I had a question about the Baritone guitar, and I thought, "What better place to post this question than here?" If I don't know, maybe some others don't as well...
Anyway, the Baritone guitar is tuned 5 steps lower than standard - instead of E A D G B E, the strings are tuned to B E A D F# B. So, if one were to get one of these (not likely in the near future for me, but I want to understand how it works), how does one play it? For example, obviously for a ukulele or tenor guitar (4 strings), one uses different chord forms than for a six string.

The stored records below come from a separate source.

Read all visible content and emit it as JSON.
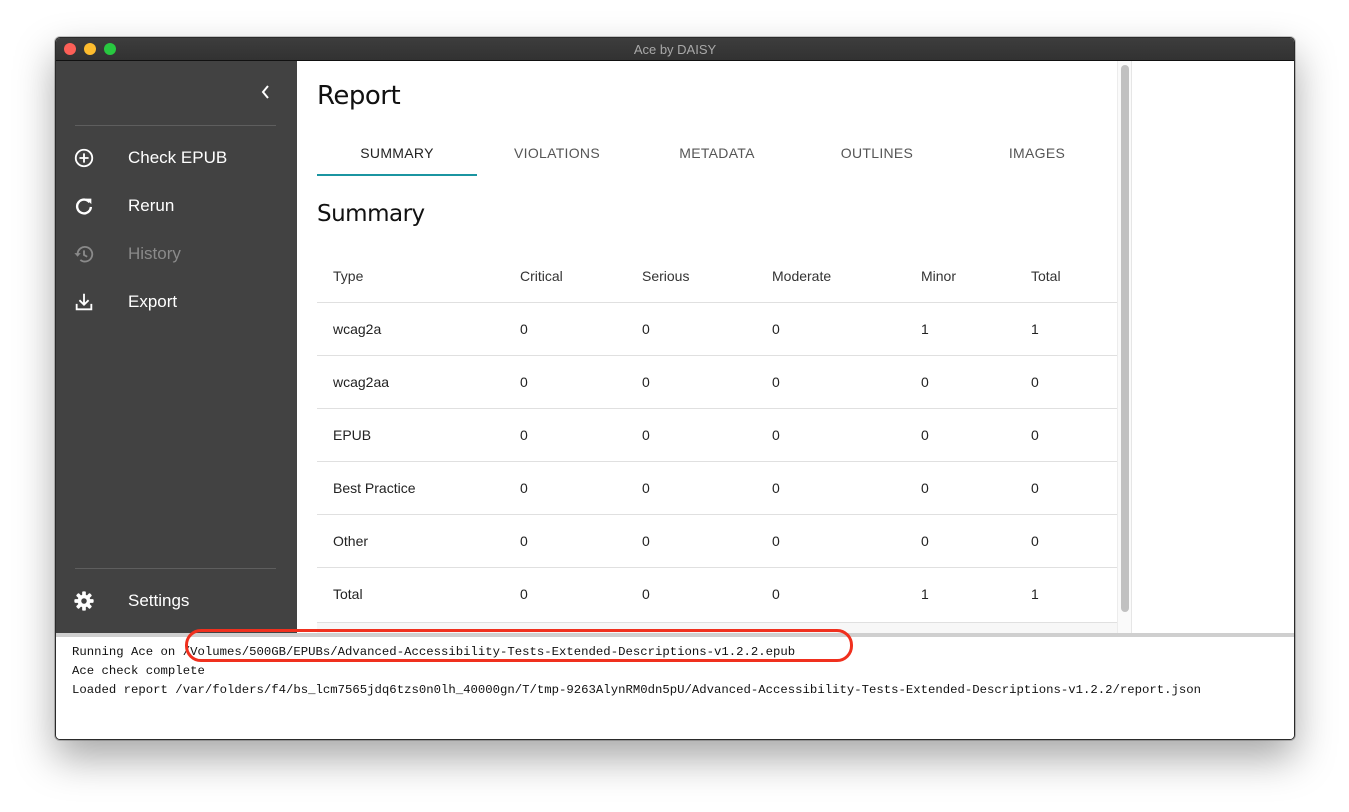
{
  "window": {
    "title": "Ace by DAISY"
  },
  "sidebar": {
    "collapse_icon": "chevron-left-icon",
    "items": [
      {
        "label": "Check EPUB",
        "icon": "add-circle-icon",
        "enabled": true
      },
      {
        "label": "Rerun",
        "icon": "refresh-icon",
        "enabled": true
      },
      {
        "label": "History",
        "icon": "history-icon",
        "enabled": false
      },
      {
        "label": "Export",
        "icon": "download-icon",
        "enabled": true
      }
    ],
    "settings": {
      "label": "Settings",
      "icon": "gear-icon"
    }
  },
  "report": {
    "title": "Report",
    "tabs": [
      {
        "label": "SUMMARY",
        "active": true
      },
      {
        "label": "VIOLATIONS",
        "active": false
      },
      {
        "label": "METADATA",
        "active": false
      },
      {
        "label": "OUTLINES",
        "active": false
      },
      {
        "label": "IMAGES",
        "active": false
      }
    ],
    "accent_color": "#1b95a1",
    "summary": {
      "title": "Summary",
      "columns": [
        "Type",
        "Critical",
        "Serious",
        "Moderate",
        "Minor",
        "Total"
      ],
      "rows": [
        [
          "wcag2a",
          "0",
          "0",
          "0",
          "1",
          "1"
        ],
        [
          "wcag2aa",
          "0",
          "0",
          "0",
          "0",
          "0"
        ],
        [
          "EPUB",
          "0",
          "0",
          "0",
          "0",
          "0"
        ],
        [
          "Best Practice",
          "0",
          "0",
          "0",
          "0",
          "0"
        ],
        [
          "Other",
          "0",
          "0",
          "0",
          "0",
          "0"
        ],
        [
          "Total",
          "0",
          "0",
          "0",
          "1",
          "1"
        ]
      ]
    }
  },
  "console": {
    "lines": [
      "Running Ace on /Volumes/500GB/EPUBs/Advanced-Accessibility-Tests-Extended-Descriptions-v1.2.2.epub",
      "Ace check complete",
      "Loaded report /var/folders/f4/bs_lcm7565jdq6tzs0n0lh_40000gn/T/tmp-9263AlynRM0dn5pU/Advanced-Accessibility-Tests-Extended-Descriptions-v1.2.2/report.json"
    ]
  },
  "annotation": {
    "color": "#f0301e",
    "target": "epub-path"
  }
}
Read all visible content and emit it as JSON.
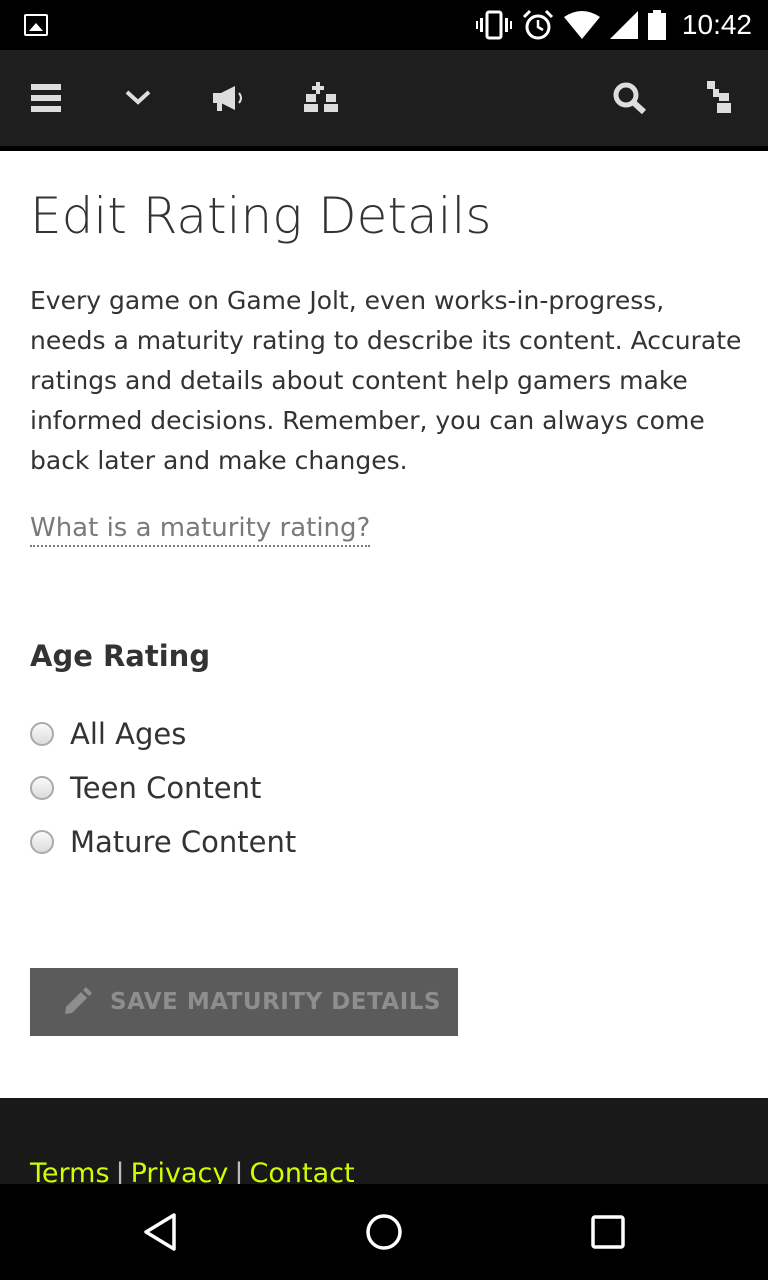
{
  "status_bar": {
    "time": "10:42",
    "icons": [
      "image-icon",
      "vibrate-icon",
      "alarm-icon",
      "wifi-icon",
      "signal-icon",
      "battery-icon"
    ]
  },
  "app_bar": {
    "icons": [
      "menu-icon",
      "chevron-down-icon",
      "megaphone-icon",
      "add-friend-icon",
      "search-icon",
      "user-icon"
    ],
    "background": "#1e1e1e"
  },
  "page": {
    "title": "Edit Rating Details",
    "intro": "Every game on Game Jolt, even works-in-progress, needs a maturity rating to describe its content. Accurate ratings and details about content help gamers make informed decisions. Remember, you can always come back later and make changes.",
    "help_link": "What is a maturity rating?"
  },
  "age_rating": {
    "title": "Age Rating",
    "options": [
      {
        "label": "All Ages",
        "selected": false
      },
      {
        "label": "Teen Content",
        "selected": false
      },
      {
        "label": "Mature Content",
        "selected": false
      }
    ]
  },
  "save_button": {
    "label": "SAVE MATURITY DETAILS",
    "icon": "pencil-icon",
    "disabled": true
  },
  "footer": {
    "links": [
      "Terms",
      "Privacy",
      "Contact"
    ],
    "link_color": "#ccff00"
  },
  "nav_bar": {
    "icons": [
      "back-icon",
      "home-icon",
      "recents-icon"
    ]
  }
}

And, if one is using "open E tuning" (or any open tuning), one varies the chord played by moving the index finger barre up and down the fretboard.
But, with a Baritone, what does one do, especially if playing with someone who is playing a "normal" guitar?
Are these statements accurate?
In a "normal" guitar, the open strings are in the key of "C". So, on a Baritone, are the open strings in the key of "G"?
Is it true, for example, that when you fret a "normal" G chord form on a Baritone, you're playing a D? And, if you fret a "normal" D, it would be an A on a Baritone? If so, then, if one has a Baritone guitar, one just uses the normal chord forms, realizing that you have to play a shape 5 steps lower on a Baritone than your friend is playing on a "normal" guitar in order to be playing the same chord? Is this how it works? Or am I confused?
This is how it would work out (with my possibly confused understanding):
If "normal" guitarist plays: Baritone guitarist plays:
A chord form E chord form
B chord form F# chord form
C chord form G chord form
D chord form A chord form
E chord form B chord form
F chord form C chord form
G chord form D chord form
Can anyone tell me if this is correct, or, if wrong, how it does work? Thanks!
I don't know if what you propose is true, but I am sure interested to find out! I will check back in soon! Thanks for asking about this as it has puzzled me too! Edward